Now please understand I have severe apnea and am an extreme case... I have been running my cpap prescribed at 17-20 for over tenyears. . There are issues with running that high most are mask and pillow related (they simply aren't designed to work at that pressure) but as someone who has had to go that high ( and no bipap doesn't work for me) if you are running at a high pressure get checked out as often as possible. I haven't had a night sleep without my machine since I picked it up it is my original machine it does get checked and cleaned regularly. The thing with sleep apnea that most people forget. Is how it affects the rest of your body. Having sleep studies is a good start but you need to get a physical done as well. And keep getting them as often as you can afford. I have had 3sleep studies and probably 10 physicals I know my heart is bad and not getting better but its not getting worse yet. But as I need that pressure I have had no ill effects. I will say if you turn your machine up past what your mask can take it will make your machine useless as when you need the pressure most it won't be there
I am new to CPAP. I have had type 1 diabetes for 35 years. I adjust my insulin my self and have very good control of my blood sugars. I think no one knows your body as well as yourself. I plan to educate myself on CPAP and think I can regulate my theropy best myself since the results I am looking for is to feel better. For now I will follow my doctors directions and learn all I can about how to sleep better.
I am more concerned about the danger of not using CPAP/BIPAP/ASV if diagnosed with apnea.
10-09-2014, 09:23 AM
(This post was last modified: 10-09-2014, 09:24 AM by wheaton4prez.)
I came across this thread because I am scheduled to get a CPAP machine in a few days and I wanted to see if there were any risks.
I see that all of the discussion has been over too much pressure. I hadn't even considered that to be a danger. I was concerned more with being suffocated by having the mask on and the machine going off or malfunctioning. Is that a possibility or is there some fail-safe design feature that would allow you to breathe with the mask on and the machine off?
Over the several years that I have been involved with sleep apnea, forums, etc., I have yet to hear of one single case of ANY ill effects arising from the use of a CPAP/XPAP machine operating under normal conditions. I have never heard of any XPAP machines "taking off" on their own and pushing more than, say, 20 cmH2O pressure. I would have to say that the Rx issue is one of control as most XPAP users are totally ignorant of what their blower does and how to deal with it and cannot be bothered. Hence, you are going to have to be supervised like a 4 year old. I find it very curious that I was able to produce better results than the sleep docs for myself, my wife, etc., after simply participating in the forums and reading the clinician manuals and materials online. For instance... sleep doc end result until we get to see him in another 4.5 years AHI=85+. MY results after looking at one week of data from XPAP and pulse oximeter and adjusting things accordingly? AHI=<5 and still working on it. My AHI runs <1. Sleep doc scratches his head. So.. I have no idea as to why an Rx is required and I have never heard of anyone being injured by XPAP except I once had mine fall on my toe and my toenail turned slightly purple. Just my two cents worth FWIW. Oh, and IMHO? The adverse effects of NOT using XPAP when it is indicated is far, far, far worse and far more prevalent. Of this I am sure and can produce a list.
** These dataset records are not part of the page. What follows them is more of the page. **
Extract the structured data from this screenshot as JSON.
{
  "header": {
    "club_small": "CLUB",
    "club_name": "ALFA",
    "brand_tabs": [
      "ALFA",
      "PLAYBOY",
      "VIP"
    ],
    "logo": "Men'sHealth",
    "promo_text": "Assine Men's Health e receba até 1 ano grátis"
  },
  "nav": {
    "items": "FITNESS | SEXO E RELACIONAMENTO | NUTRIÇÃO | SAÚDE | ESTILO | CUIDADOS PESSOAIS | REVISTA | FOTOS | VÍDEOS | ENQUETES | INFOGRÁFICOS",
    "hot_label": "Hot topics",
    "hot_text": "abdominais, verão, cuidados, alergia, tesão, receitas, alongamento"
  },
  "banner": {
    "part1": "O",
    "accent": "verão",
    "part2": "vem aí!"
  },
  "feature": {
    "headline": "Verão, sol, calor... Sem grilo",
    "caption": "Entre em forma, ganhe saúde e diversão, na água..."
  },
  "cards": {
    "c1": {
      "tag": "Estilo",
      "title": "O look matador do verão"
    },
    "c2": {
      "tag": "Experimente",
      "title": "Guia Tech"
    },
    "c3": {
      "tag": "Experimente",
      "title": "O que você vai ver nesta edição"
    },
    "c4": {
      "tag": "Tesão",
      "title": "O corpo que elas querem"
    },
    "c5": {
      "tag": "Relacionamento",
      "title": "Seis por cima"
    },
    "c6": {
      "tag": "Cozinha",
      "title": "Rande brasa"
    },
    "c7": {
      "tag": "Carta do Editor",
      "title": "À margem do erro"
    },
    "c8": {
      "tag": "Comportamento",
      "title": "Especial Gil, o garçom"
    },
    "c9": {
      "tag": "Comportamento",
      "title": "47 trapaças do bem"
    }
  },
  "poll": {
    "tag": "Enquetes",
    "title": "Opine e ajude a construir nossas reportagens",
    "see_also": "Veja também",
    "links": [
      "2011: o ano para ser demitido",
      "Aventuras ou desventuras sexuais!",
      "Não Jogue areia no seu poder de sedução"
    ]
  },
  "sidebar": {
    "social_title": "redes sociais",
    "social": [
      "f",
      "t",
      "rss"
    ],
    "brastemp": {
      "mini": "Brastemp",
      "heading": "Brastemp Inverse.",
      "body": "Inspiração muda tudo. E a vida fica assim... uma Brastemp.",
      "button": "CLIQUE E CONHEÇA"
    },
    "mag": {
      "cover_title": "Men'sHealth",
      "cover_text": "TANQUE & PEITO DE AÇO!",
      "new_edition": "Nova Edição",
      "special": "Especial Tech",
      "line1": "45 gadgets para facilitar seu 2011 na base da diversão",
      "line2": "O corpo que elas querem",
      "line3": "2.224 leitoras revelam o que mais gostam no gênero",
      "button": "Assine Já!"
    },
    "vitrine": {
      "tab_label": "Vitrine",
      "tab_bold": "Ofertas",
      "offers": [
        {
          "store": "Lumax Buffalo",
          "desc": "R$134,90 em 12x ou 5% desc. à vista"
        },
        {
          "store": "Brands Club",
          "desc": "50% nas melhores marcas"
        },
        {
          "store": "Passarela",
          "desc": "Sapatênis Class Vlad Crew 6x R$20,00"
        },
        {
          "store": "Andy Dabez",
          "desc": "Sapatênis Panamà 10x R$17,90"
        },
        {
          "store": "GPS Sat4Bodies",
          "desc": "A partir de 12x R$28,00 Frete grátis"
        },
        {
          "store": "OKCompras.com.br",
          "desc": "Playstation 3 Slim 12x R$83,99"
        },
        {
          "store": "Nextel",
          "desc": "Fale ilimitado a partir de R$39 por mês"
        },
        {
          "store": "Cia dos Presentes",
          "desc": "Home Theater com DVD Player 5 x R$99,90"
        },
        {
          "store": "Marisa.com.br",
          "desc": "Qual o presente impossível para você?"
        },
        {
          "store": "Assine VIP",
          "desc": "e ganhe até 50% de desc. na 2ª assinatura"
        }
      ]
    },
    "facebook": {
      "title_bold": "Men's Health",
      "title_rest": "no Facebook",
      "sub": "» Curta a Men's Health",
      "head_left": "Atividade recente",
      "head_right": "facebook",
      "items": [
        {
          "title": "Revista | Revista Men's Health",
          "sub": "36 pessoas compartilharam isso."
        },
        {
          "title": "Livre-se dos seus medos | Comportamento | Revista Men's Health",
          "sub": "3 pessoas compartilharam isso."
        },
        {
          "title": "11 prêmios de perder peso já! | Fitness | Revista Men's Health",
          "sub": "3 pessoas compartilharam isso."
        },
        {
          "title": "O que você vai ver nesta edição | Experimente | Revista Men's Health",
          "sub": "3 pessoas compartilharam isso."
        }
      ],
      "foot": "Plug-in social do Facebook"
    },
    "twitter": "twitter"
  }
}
Educate, Advocate, Contemplate.
Herein lies personal opinion, no professional advice, which ALL are well advised to seek.